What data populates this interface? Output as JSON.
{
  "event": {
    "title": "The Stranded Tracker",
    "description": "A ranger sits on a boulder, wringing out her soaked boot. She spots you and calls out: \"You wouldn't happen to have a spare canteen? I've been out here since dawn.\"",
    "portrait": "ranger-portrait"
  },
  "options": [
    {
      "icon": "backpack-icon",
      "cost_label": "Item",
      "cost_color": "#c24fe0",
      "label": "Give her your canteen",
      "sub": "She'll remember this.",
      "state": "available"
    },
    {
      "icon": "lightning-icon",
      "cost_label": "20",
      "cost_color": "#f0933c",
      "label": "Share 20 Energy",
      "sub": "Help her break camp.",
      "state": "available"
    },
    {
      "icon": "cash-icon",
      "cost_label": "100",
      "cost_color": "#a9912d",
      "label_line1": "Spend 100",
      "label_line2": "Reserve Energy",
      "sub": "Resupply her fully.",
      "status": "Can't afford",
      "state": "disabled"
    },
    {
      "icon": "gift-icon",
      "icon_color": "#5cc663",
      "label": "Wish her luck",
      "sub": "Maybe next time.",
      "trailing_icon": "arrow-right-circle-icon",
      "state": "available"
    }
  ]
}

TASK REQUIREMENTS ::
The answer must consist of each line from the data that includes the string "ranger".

TASK ANSWER ::
    "description": "A ranger sits on a boulder, wringing out her soaked boot. She spots you and calls out: \"You wouldn't happen to have a spare canteen? I've been out here since dawn.\"",
    "portrait": "ranger-portrait"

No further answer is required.